The story of Turkish clothing goes back to the miniatures and wall paintings found in Central Asia dating back to 100 B.C. They show Central Asian Turks wearing leather boots, mintan shirts (loosely-cut, collarless shirt), a short kaftan with a belt, and a riding trouser that was loose at the top and narrow toward the bottom. During this period woollen and cotton fabric was woven on handlooms, silk came from China, and due to the natural conditions, leather, felt, sheepskin, and fur were often used.
With the emigration from Asia to Anatolia, a convergence of different cultures caused changes in clothing aesthetics. By the time the Seljuk Empire came to power, materials such as wool, felt, camel’s hair, fur, cotton, and silk were used to produce şalvar (trousers), inner robes, and kaftan (outer gown or robe). This particular kaftan continued its life well into the Ottoman period, where administrators and the wealthy wore them with fur linings and embroidery.

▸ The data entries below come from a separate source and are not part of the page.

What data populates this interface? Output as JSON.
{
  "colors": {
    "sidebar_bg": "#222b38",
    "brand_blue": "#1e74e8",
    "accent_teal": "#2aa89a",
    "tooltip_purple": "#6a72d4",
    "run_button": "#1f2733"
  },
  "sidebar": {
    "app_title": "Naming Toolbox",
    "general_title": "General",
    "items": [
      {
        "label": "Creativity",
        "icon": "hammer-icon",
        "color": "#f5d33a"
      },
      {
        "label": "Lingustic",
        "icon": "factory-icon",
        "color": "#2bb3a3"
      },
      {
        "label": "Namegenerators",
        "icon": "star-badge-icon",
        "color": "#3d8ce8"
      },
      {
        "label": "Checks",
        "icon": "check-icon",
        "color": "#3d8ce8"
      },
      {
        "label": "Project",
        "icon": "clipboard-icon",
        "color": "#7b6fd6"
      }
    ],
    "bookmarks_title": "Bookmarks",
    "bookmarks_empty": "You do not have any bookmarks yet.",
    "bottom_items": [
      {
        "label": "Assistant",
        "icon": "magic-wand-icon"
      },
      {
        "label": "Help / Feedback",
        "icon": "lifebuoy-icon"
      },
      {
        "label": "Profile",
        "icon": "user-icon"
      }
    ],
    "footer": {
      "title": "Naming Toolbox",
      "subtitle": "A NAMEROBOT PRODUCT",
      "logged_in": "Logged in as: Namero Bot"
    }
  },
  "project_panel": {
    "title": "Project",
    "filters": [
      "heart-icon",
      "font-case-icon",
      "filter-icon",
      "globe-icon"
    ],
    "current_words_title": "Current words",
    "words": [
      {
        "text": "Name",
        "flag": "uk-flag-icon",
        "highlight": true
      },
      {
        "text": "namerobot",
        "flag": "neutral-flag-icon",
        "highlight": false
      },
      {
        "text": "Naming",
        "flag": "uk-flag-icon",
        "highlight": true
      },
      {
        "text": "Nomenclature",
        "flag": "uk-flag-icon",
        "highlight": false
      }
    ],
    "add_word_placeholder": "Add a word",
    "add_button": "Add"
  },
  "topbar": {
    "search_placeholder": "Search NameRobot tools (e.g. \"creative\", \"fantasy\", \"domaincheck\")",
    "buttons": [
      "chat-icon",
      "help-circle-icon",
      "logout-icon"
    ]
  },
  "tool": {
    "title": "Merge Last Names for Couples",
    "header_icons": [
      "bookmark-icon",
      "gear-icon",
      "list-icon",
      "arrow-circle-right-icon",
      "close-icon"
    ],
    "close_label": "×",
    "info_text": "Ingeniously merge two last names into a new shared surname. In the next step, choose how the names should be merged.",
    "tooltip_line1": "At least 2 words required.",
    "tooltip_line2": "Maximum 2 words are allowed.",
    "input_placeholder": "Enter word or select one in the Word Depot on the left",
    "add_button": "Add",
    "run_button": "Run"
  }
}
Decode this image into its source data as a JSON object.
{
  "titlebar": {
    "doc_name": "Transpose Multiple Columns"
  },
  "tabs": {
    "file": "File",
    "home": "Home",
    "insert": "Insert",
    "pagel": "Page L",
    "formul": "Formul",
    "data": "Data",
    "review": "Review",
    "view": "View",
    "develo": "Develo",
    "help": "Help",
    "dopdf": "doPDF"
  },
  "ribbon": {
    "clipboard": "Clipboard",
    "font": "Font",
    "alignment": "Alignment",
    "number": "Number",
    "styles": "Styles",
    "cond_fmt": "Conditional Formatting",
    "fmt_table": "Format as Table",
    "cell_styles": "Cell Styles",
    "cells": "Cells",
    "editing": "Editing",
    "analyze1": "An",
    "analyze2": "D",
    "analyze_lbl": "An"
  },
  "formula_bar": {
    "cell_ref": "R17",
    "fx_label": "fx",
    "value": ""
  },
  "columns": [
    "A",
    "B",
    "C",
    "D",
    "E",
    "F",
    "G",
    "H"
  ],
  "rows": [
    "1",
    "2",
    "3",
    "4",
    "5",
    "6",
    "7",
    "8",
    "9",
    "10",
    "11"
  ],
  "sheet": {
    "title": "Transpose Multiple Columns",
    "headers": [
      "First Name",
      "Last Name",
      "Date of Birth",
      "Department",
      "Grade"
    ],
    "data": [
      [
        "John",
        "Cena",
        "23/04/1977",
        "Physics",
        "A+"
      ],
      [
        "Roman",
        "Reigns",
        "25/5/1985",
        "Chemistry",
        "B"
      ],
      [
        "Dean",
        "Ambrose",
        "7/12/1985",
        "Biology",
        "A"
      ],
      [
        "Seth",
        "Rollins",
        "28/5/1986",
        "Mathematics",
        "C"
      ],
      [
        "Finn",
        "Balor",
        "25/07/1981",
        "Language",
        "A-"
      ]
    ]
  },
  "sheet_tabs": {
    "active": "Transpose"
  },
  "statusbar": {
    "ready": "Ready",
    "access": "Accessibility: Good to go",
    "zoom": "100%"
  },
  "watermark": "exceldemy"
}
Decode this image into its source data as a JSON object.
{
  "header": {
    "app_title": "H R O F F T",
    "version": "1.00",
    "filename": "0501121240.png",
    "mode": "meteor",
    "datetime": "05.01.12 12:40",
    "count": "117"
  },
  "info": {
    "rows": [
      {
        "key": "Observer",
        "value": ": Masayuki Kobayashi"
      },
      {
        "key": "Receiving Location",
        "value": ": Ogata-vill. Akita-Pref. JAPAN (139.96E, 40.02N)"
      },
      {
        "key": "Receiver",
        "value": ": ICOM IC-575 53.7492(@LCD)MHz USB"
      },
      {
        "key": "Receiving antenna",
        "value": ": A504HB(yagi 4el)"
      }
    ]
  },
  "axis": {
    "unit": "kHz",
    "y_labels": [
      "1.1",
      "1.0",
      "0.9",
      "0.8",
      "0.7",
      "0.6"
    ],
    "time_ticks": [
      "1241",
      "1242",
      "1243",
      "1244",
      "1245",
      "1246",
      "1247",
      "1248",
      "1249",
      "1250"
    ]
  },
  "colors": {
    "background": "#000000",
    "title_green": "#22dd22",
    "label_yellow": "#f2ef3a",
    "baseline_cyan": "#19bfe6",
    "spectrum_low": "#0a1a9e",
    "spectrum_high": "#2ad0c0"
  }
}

During the 16th century, when the Ottoman Empire was at its peak, the textile industry and the development of weaving reached its pinnacle, much like the economic and political spheres. The Ottoman sultans began to wear robes and kaftans composed of the most expensive fabrics, with gold and silver metallic threads added to silk textiles. To please the sultan’s ostentatious tastes, special workshops designed court apparel and furnishings, sometimes even placing orders to other workshops in Istanbul and Bursa in order to meet the high demand.
The stunning garments were made of fabrics such as brocade, velvet, satin and silk lampas, taffeta, mohair, and cashmere. International influence also played a major role with various cloth ordered from renowned Italian weaving centers in Venice, Genoa, and Florence, as well as the diplomatic gifts from textile rich countries such as Iran, India, and China.
A movement toward westernization in dress during the reign of Sultan Mahmud II in the 17th century caused the westernization of military apparel. Ottoman sultans began to dress like Western commanders in darkly colored suits with embroidered borders, plus a fez.
When the Turkish Republic was established in 1923, reforms to promote a more secular and modern nation-state also included changes in clothing. Laws began to ban traditional clothing while actively promoting western-style attire. By the time the 1960s rolled around, the tailored clothing of the past was replaced by the ready-to-wear clothing industry.